Recommendation: Recommended, especially for those interested in the Temple.

9.  Dallin H. Oaks, Life’s Lessons Learned: Personal Reflections, Salt Lake City, Deseret Book, 2011.

For me this was a surprising little book. Elder Oaks looms large in my mind as a scholar and intellect, as well as an Apostle. Years ago I read the book, Carthage Conspiracy, which he co-authored with historian Marvin Hill.  It was a scholarly and detailed study of the trial of those who were accused of murdering Joseph and Hyrum Smith. I’ve also found some of his conference and other talks detailed and often deep. So, the simplicity, plainness, and homespun nature of this book caught me off guard. It is divided into three parts dealing with lessons of life learned up to 1971; part 2 lessons learned while he presided over BYU and served in the Utah Supreme Court; part 3, lessons learned as a general authority from 1984 to the present. The “lessons” cover a wide range of topics. For example, temple teachings, influence of family histories, the law as a blunt instrument, worldly wisdom leads to revelation, assigning reasons to revelation, goal setting, leadership, unselfish service, the meaning of “real intent” refusing requests, tithing blessings, principles vs. perfection, caution about sharing spiritual experiences, the death of a spouse and second marriage.One will find in this gem many ideas and principles which will enlighten and provoke thought.In some places I wanted more explanation and commentary, but Elder Oaks is expeditious in this book and generally leaves the simple lessons to speak for themselves.

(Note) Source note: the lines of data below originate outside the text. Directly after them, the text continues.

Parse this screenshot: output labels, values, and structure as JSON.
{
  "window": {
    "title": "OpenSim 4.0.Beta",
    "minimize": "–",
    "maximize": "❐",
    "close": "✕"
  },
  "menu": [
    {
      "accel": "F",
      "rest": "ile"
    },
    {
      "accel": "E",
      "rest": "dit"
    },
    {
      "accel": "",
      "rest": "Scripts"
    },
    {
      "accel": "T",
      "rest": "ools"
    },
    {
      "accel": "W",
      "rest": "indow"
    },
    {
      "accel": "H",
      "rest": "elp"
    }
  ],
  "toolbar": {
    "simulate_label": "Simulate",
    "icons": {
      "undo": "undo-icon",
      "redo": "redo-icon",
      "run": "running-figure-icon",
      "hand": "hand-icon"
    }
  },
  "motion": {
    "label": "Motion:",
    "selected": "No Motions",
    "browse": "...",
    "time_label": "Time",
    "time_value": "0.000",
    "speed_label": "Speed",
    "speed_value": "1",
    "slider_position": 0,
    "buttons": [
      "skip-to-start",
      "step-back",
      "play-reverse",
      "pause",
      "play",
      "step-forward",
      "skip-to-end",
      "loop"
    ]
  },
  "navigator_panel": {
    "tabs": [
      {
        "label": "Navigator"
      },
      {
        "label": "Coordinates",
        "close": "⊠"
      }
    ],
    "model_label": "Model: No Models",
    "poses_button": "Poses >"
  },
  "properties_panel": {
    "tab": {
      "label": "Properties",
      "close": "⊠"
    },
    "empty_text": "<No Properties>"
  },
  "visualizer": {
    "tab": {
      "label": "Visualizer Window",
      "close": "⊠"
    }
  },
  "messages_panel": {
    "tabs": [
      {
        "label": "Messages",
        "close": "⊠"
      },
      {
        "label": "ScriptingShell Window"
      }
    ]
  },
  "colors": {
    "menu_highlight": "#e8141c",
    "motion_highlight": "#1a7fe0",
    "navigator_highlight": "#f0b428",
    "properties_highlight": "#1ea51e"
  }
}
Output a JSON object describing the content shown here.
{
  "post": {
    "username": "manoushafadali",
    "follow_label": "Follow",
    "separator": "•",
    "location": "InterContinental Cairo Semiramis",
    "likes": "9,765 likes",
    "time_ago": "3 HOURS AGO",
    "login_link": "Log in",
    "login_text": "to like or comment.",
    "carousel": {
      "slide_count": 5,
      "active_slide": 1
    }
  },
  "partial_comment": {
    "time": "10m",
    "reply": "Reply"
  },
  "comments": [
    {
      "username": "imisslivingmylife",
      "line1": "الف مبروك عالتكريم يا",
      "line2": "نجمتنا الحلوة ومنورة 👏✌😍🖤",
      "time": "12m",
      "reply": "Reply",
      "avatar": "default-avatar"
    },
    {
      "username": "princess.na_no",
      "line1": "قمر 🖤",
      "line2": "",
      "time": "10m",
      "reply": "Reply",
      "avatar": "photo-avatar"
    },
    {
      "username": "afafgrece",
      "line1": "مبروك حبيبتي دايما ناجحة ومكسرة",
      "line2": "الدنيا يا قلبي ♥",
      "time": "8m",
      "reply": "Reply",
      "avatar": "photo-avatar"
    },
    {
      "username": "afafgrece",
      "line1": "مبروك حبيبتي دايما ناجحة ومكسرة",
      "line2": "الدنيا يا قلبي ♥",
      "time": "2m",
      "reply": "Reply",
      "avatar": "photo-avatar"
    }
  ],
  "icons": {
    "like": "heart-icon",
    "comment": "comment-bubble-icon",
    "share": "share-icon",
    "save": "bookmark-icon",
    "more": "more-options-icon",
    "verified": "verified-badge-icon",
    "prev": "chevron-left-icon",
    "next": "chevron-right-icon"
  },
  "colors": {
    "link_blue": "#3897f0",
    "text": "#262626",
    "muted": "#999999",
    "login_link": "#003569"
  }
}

Recommendation: Highly recommended.

10-.  A. Keith Thompson, “Joseph Smith and the Doctrine of Sealing,” Interpreter: A Journal of Mormon Scripture 21 (2016): 1-21.

This article uses a statement by Brian Hales, the Church’s authority on plural marriage, to the effect that the primary evidence we have for Joseph’s temple theology is in D&C 132 and a few statements in William Clayton’s journal as a straw man for the thesis that the idea of sealing authority was introduced to Joseph Smith in both the First Vision and the first visits of the angel Moroni to him three years later. In the First Vision stress was placed on “having the form of godliness but denying the power thereof” which Thompson argues began Joseph’s interest in the relationship between authority and godliness. Moroni stressed passages from the book of Malachi which emphasized Elijah’s mission to reveal the priesthood, plant the promises to the fathers in the hearts of the children, and turn the hearts of the children to the fathers–an important set up for later and greater understanding of this power. These teachings were followed up by an important statement made to the Prophet by John the Baptist when the Aaronic Priesthood was restored that the Aaronic Priesthood would not be taken from the earth until the sons of Levi offer and offering in righteousness to the Lord. Thompson argues that though Joseph Smith may not have understood the theological implications of these important temple-related statements, nevertheless, they laid a foundation for temple work and sealing in particular.  Joseph continued to be interested in these ideas and subsequent revelations moved him line by line and precept by precept toward the full temple doctrine. There are important and helpful insights in this article on the first and third of these ideas, but the second one has received considerable treatment and is not a new discovery by Thompson. Indeed, that section is the most lengthy and offers the least new material in the way of ideas and insights.

Recommendation: Recommended.

Let's think together again, soon.